Your task —
Below is a block of records. Copy every line in it that contains the word "bookmarked".

Data records
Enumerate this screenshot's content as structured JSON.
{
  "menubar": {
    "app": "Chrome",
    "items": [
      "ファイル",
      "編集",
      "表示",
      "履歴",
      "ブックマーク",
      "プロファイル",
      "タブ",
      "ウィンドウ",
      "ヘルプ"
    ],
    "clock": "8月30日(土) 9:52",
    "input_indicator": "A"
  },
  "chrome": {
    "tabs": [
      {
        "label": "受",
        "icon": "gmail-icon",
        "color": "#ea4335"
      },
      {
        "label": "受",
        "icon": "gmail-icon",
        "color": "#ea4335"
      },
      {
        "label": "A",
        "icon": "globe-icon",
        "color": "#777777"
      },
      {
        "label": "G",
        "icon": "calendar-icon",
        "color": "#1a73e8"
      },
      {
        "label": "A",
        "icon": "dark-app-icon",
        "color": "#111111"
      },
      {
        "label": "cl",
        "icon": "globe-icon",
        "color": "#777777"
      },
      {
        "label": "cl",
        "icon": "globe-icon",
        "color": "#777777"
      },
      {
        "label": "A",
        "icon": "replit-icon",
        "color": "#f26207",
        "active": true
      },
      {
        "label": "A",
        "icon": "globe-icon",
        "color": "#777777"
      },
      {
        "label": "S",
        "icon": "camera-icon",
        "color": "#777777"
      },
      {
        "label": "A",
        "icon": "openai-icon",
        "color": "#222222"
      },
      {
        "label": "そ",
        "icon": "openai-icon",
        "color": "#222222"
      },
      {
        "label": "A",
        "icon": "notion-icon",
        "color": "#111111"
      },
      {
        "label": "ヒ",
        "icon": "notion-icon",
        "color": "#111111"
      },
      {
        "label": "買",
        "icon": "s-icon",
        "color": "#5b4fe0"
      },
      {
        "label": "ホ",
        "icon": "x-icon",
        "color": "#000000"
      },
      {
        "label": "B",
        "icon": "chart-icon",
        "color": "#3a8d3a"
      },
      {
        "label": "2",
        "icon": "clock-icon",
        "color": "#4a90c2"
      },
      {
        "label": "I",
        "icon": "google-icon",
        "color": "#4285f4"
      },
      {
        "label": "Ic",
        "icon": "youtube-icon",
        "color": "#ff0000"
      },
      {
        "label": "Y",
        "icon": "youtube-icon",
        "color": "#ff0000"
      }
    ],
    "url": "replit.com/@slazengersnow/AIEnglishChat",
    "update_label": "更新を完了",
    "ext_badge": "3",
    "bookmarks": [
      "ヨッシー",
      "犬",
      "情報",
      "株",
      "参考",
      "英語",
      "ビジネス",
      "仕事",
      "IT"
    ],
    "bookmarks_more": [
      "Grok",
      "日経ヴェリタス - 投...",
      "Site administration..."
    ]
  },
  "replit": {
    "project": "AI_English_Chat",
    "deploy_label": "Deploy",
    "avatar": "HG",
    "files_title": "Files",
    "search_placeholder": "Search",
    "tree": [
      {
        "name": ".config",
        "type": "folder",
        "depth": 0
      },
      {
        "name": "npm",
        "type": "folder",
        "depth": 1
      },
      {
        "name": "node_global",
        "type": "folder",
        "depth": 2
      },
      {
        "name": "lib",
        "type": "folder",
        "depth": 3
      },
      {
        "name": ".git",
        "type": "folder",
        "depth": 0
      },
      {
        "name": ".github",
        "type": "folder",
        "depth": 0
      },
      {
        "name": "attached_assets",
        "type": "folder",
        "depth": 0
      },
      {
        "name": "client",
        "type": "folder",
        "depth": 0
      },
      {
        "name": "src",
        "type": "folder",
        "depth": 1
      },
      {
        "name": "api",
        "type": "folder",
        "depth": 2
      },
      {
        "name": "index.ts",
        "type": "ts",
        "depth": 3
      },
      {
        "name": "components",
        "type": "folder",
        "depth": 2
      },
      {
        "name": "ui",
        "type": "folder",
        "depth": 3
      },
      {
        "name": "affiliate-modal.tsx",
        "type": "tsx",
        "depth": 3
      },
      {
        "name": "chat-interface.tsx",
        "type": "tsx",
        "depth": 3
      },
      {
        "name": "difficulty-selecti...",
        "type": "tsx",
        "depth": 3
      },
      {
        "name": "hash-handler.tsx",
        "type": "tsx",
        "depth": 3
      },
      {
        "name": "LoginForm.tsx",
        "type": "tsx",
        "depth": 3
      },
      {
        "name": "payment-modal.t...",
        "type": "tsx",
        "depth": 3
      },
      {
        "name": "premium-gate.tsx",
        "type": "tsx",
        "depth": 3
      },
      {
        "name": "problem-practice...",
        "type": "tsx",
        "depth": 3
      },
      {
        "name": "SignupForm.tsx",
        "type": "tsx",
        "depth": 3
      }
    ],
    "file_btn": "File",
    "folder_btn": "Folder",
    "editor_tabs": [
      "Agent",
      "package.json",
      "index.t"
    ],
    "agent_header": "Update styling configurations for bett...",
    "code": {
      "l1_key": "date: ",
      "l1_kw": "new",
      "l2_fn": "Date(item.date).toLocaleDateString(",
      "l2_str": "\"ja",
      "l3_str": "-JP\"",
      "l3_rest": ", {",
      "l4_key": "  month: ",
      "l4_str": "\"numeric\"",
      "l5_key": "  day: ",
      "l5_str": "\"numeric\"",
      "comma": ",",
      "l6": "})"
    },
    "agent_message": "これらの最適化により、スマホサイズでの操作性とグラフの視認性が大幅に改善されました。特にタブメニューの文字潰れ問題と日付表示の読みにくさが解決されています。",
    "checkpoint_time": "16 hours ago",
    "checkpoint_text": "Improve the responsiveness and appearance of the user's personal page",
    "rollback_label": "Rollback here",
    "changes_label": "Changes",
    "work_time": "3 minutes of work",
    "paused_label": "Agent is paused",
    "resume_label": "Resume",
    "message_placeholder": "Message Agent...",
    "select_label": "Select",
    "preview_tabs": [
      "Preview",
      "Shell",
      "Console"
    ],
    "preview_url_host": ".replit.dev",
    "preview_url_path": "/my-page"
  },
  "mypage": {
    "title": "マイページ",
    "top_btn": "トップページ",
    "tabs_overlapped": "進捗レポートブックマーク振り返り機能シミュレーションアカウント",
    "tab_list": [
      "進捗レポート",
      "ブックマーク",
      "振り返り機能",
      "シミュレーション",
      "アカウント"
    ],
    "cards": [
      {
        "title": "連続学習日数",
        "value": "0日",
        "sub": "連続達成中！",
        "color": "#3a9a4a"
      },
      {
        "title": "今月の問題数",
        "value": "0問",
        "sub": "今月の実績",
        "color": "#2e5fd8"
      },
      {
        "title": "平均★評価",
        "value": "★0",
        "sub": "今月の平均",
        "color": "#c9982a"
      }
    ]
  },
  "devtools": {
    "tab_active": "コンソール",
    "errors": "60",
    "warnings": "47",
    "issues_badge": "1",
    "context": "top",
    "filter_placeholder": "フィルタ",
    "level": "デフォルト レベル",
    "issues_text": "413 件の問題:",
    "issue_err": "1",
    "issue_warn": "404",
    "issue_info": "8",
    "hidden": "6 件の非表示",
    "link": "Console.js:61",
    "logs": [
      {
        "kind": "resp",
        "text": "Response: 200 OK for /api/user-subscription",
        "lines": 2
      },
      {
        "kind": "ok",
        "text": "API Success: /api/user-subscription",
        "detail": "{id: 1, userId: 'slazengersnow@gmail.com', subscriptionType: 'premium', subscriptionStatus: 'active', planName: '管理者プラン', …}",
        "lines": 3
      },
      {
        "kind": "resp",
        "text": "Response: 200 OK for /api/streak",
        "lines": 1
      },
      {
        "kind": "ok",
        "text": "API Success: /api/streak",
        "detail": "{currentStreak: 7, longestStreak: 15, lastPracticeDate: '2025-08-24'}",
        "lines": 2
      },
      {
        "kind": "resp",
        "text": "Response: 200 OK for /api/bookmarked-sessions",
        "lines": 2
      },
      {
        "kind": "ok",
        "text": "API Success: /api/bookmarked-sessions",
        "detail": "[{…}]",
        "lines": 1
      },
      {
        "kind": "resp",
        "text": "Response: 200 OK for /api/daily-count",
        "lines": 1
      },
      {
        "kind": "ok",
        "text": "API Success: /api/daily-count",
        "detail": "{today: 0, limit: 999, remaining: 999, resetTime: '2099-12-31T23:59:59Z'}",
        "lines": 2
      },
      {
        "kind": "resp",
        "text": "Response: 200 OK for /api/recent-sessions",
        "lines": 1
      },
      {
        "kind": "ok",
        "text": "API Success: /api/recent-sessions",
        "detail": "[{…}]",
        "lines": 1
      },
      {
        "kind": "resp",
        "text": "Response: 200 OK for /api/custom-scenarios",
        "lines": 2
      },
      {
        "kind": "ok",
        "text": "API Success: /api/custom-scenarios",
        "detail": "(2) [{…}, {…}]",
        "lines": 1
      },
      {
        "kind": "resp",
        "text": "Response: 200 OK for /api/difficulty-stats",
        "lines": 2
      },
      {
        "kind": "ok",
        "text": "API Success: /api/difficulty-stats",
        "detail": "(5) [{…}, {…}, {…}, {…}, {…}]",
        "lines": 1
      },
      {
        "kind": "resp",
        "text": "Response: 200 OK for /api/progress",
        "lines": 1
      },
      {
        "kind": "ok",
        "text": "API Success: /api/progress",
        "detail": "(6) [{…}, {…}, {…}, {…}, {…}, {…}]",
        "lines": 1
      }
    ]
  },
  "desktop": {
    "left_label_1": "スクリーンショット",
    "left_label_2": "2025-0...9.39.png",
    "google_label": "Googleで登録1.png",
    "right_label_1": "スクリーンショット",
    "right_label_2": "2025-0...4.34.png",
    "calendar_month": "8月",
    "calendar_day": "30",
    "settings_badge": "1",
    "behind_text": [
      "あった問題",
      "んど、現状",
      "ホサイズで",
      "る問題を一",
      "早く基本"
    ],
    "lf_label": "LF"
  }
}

Reply —
        "text": "Response: 200 OK for /api/bookmarked-sessions",
        "text": "API Success: /api/bookmarked-sessions",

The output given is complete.